(Excerpts from an interface dataset)
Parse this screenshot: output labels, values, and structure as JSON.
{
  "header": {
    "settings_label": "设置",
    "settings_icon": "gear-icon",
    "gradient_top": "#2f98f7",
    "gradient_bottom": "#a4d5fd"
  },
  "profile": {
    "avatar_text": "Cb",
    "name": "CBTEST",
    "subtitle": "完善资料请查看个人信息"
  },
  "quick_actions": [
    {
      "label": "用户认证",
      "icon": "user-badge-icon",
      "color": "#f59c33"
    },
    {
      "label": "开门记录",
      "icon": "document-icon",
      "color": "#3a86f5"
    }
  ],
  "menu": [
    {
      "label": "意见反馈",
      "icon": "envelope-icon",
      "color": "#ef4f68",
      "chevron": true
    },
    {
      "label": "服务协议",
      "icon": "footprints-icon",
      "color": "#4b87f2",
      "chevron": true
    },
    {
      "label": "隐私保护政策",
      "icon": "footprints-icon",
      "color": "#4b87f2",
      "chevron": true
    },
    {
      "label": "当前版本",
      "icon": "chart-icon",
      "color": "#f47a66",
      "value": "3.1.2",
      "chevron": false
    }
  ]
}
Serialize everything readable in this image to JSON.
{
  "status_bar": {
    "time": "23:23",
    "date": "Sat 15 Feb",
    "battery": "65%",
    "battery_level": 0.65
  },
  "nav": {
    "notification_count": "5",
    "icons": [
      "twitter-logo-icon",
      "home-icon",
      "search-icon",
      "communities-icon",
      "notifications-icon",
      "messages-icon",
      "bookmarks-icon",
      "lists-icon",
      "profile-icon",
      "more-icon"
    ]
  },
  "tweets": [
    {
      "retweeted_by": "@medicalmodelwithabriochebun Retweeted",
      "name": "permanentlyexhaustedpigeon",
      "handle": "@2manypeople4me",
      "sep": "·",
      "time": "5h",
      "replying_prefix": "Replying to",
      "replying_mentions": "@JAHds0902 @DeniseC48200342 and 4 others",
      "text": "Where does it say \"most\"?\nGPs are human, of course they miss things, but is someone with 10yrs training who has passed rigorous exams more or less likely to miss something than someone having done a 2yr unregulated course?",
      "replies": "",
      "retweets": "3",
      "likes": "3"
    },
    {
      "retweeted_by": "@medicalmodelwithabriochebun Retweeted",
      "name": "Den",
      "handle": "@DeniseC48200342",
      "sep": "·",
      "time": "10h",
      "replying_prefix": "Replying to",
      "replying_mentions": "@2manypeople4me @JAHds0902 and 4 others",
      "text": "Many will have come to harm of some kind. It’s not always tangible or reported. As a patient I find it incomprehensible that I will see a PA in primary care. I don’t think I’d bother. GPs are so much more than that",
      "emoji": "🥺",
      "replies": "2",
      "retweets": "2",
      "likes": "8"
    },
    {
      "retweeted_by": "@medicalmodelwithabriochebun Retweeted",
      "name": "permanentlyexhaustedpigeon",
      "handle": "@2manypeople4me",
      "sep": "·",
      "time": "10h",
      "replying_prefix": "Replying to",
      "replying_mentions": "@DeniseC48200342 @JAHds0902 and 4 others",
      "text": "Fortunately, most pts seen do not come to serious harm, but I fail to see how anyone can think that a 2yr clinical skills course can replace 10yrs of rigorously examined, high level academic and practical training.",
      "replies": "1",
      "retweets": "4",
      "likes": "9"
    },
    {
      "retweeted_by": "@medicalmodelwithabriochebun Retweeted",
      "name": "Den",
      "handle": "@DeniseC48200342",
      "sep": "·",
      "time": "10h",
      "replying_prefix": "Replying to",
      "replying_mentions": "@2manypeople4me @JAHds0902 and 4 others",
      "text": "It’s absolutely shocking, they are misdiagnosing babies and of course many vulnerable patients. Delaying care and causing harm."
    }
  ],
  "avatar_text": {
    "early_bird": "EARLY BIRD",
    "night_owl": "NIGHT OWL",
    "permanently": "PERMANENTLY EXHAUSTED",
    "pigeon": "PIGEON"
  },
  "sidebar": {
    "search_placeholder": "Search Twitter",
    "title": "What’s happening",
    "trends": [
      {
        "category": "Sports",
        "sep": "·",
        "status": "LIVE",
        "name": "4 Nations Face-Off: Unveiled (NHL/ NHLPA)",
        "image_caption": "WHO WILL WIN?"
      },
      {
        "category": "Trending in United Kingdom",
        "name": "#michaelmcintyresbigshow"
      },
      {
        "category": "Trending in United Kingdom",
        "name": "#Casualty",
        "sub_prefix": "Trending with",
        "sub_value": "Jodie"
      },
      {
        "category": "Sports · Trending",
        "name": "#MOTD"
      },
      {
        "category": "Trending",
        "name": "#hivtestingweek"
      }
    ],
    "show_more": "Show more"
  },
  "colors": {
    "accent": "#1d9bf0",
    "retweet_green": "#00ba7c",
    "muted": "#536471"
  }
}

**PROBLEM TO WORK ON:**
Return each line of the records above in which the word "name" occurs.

**RESPONSE BELOW:**
    "name": "CBTEST",
      "name": "permanentlyexhaustedpigeon",
      "name": "Den",
      "name": "permanentlyexhaustedpigeon",
      "name": "Den",
        "name": "4 Nations Face-Off: Unveiled (NHL/ NHLPA)",
        "name": "#michaelmcintyresbigshow"
        "name": "#Casualty",
        "name": "#MOTD"
        "name": "#hivtestingweek"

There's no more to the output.